Occupational fraud is an unfortunate reality for just about every employer, nonprofit organization or otherwise. But you might be able to reduce the risk of costly losses if you understand some of the common traits of fraud perpetrators. The 2016 Report to the Nations on Occupational Fraud and Abuse from the Association of Certified Fraud Examiners ("ACFE") provides some useful insights on these characteristics.
Accounts receivable is often one of the most significant assets on a manufacturer’s balance sheet. However, the faster you’re able to convert receivables to cash, the sooner you’re able to pay suppliers, employees, and lenders — and the less likely you’ll be to draw on your line of credit to make up for working capital shortfalls.
Operating reserves aren’t a luxury — they’re a necessity for financially savvy nonprofits. Organizations without adequate operating reserves leave themselves vulnerable to the financial instability and damaged reputation that interruptions in incoming revenue might bring.
Knowledge Is Your First Line of Defense

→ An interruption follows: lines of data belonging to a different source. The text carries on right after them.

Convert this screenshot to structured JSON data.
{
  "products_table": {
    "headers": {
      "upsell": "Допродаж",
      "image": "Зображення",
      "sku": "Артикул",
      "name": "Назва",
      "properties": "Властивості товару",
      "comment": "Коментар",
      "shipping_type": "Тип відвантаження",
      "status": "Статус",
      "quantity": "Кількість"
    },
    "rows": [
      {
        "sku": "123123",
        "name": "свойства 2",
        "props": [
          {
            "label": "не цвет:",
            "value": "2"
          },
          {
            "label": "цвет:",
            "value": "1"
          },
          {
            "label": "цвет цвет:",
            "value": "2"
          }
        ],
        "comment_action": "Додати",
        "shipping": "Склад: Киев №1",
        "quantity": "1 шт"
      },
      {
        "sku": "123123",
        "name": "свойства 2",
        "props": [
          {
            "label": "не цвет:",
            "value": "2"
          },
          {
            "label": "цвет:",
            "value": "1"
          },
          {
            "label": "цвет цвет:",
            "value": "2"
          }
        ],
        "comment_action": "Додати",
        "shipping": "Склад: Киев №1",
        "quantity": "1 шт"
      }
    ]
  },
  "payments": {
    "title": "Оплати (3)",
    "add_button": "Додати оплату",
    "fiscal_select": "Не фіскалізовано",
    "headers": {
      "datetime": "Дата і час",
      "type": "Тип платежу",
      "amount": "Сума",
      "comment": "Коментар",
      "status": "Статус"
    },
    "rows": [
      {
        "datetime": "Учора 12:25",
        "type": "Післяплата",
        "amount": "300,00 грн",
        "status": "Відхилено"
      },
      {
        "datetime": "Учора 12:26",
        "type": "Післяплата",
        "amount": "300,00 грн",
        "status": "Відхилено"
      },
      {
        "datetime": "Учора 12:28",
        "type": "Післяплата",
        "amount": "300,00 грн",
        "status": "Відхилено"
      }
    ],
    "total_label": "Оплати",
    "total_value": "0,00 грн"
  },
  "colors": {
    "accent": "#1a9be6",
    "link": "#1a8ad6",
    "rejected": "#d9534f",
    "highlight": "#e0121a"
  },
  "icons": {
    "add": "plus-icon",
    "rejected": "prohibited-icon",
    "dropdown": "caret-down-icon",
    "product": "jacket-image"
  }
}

Inventory is one of the biggest assets on a manufacturer’s balance sheet. It’s also one of the hardest assets to measure and track. Thousands of transactions flow through the inventory account each year—and many of these journal entries require subjective estimates, such as overhead allocations, write-offs, and valuation adjustments. In addition, many employees have direct daily access to inventory or inventory accounting records, providing an ongoing temptation to steal or cook the books.
Topics: Manufacturing & Distribution
Although budget approval is one of the more important roles played by a not-for-profit’s board of directors, not every board member is a savvy businessperson used to budget work. At least some board members might be unfamiliar with key budget terms. And there’s even a greater chance that they’re reluctant to admit clarification is needed.